▸ Required work
Read the records below. Copy each line where the string "content" occurs.

▸ Items from a data source
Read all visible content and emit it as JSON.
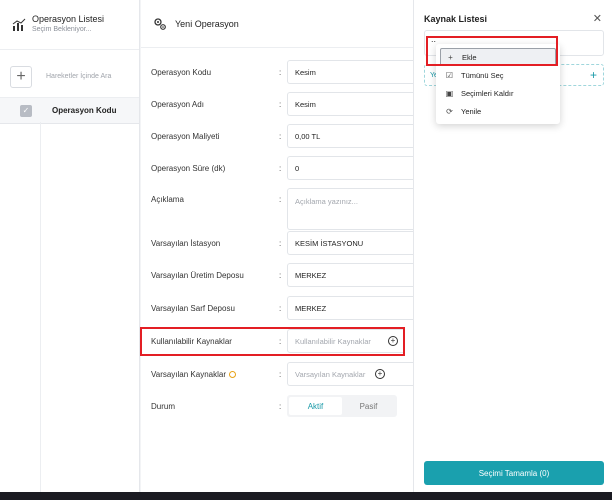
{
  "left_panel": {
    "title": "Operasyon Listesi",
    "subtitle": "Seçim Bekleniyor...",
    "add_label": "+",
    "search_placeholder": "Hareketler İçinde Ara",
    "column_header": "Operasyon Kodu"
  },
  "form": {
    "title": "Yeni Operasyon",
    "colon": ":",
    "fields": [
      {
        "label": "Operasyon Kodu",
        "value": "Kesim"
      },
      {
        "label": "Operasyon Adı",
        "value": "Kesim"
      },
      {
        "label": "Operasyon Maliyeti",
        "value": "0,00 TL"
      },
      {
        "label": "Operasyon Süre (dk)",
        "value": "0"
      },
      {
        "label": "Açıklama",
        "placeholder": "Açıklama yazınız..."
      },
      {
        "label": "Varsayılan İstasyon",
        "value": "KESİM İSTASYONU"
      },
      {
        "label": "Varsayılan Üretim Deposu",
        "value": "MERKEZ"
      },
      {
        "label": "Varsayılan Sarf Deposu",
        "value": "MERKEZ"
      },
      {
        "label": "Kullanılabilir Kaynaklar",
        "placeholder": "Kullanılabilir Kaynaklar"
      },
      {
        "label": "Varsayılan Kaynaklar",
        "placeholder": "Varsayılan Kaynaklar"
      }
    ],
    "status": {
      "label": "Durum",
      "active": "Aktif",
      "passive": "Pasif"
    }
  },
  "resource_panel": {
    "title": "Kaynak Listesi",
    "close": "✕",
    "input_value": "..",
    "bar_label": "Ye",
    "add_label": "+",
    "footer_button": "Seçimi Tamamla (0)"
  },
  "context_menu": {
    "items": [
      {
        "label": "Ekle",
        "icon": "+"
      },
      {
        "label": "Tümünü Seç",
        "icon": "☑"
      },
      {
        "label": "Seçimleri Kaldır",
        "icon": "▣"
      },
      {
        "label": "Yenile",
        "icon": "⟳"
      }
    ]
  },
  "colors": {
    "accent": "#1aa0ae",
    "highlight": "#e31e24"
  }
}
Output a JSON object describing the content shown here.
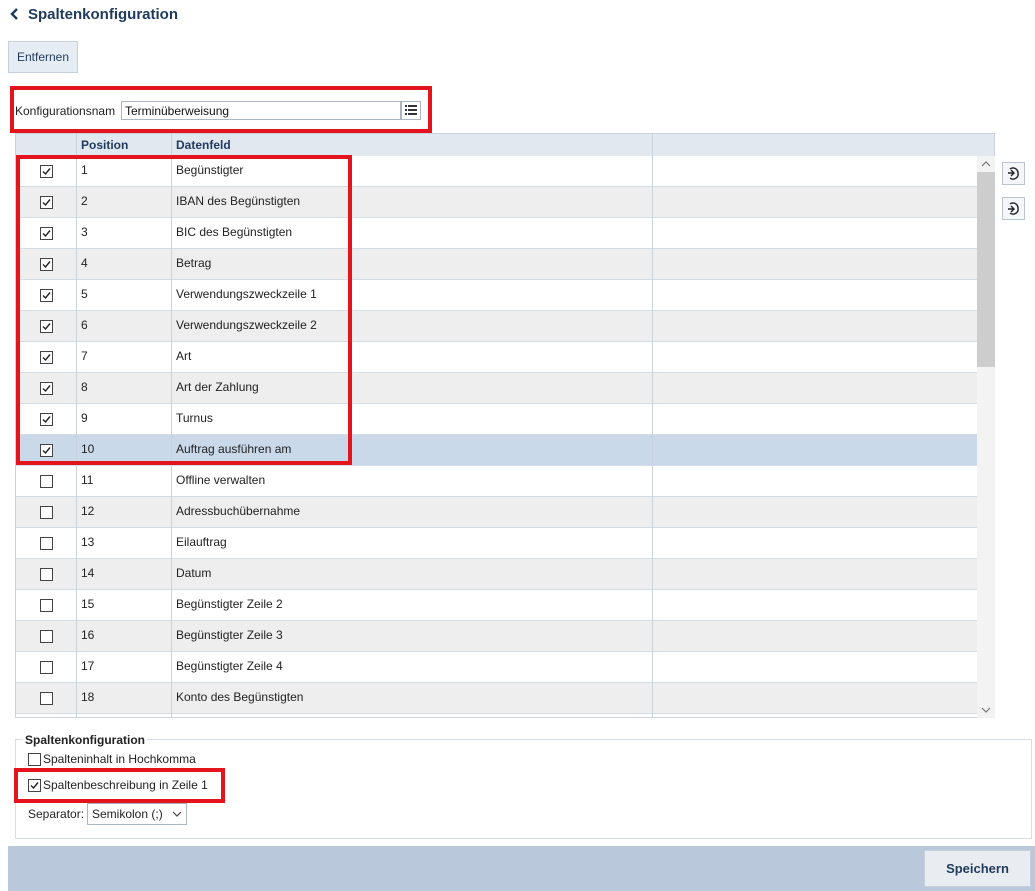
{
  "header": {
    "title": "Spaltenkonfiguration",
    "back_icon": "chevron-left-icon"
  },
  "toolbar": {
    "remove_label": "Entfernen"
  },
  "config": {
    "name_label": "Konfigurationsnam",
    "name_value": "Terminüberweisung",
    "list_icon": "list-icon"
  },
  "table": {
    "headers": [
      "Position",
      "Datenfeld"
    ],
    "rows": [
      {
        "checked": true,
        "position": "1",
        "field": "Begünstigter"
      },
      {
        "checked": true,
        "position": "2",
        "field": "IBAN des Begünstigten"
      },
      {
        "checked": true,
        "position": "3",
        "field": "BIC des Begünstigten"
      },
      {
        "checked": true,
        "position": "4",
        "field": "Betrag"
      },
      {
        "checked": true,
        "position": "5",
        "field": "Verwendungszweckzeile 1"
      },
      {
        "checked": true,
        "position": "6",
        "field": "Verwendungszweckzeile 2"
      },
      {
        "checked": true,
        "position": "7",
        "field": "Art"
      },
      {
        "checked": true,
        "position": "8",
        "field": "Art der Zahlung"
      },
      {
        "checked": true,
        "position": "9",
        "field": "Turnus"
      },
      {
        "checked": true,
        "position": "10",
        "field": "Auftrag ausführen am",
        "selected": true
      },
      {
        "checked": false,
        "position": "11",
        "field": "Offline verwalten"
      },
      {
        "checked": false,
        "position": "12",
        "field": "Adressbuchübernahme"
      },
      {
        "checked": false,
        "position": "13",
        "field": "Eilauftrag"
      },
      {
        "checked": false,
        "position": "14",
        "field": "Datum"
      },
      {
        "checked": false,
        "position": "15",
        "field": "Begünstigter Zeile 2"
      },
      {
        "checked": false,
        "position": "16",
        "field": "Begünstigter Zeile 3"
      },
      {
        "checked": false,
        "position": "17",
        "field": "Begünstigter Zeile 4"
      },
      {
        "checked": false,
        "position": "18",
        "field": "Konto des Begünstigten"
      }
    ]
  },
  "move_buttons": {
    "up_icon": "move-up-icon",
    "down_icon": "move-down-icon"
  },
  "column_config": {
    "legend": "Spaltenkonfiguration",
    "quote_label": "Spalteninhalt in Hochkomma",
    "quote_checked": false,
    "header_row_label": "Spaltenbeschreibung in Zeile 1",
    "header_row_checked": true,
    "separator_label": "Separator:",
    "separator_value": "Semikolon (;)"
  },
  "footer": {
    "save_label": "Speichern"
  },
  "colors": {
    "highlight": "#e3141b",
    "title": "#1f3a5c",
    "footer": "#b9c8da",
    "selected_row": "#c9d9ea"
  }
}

▸ Your solution
Read all visible content and emit it as JSON.
Output a JSON object describing the content shown here.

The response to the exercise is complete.